What is new -- and exciting -- is that unlike LeCun's convolutional networks, the weights of this autoencoder did not have to be tied. This allowed spatial invariance to develop to a greater degree than previously possible: the model was able to recognize pictures which were rotated, skewed or inverted from other examples it had seen. This was only possible because of the incredible amount of resources spent on the project -- untying the weights increases the numbers of parameters by a few orders of magnitude, resulting in a billion free parameters in this case. That result -- and the method by which it was implemented -- is the single greatest advance the research represents.

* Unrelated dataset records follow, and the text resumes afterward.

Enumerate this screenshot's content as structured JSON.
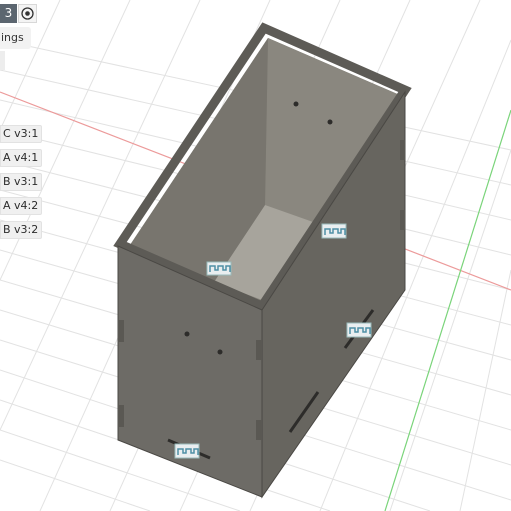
{
  "toolbar": {
    "badge_label": "3"
  },
  "settings_label": "ings",
  "component_chips": [
    "C v3:1",
    "A v4:1",
    "B v3:1",
    "A v4:2",
    "B v3:2"
  ],
  "colors": {
    "axis_red": "#e98f8f",
    "axis_green": "#6fd36f",
    "grid": "#dedede",
    "box_face": "#6c6a65",
    "box_inner": "#a8a59e",
    "joint_marker": "#7fb3c3"
  },
  "icons": [
    "radio-target-icon",
    "joint-marker-icon"
  ]
}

Students of this field will recognize that there is nothing revolutionary about a network that trained itself, nor one that learned to recognize cats, nor one trained as an autoencoder with SGD. And that brings me back to my original question: why has the NYT decided to write about this model at this time? Maybe it's the Google factor -- decades of research from the finest academic institutions is all very well, but it doesn't have the allure of this company's efforts. If so, I'm sure that would come as a sad realization to many of the Grey Lady's target audience. Maybe we've already crossed the "Big Data" event horizon, where writing about trendy nonsense attracts trendy readers, who in turn enforce the network effects the news is so dependent on.
Or perhaps I'm being too harsh. Shouldn't I be ecstatic to see mainstream coverage of something I spend so much time working on? I don't know. I really feel that misinformation is one of the most dangerous things in the world, and a misinformed public will manage to make worse decisions than an uninformed one. My excitement about seeing this article and its Twitter response rapidly faded when I saw that the people tweeting it either didn't read it, didn't understand it, or didn't bother to try at either one. I don't think this is a case where someone has to go through years of literature to get comfortable with the results, either (though I certainly recommend it!). As I mentioned, the page 1 characterizations of the model were at odds with the researchers' own page 2 descriptions -- that should be enough to make anyone suspicious.
There's a fantastic SNL skit in which Steve Martin is told, repeatedly, "Don't buy stuff you can't afford." I'd like to instate a similar rule for Twitter: Don't tweet things you don't understand. Sadly, I'm informed that would eliminate most of their traffic.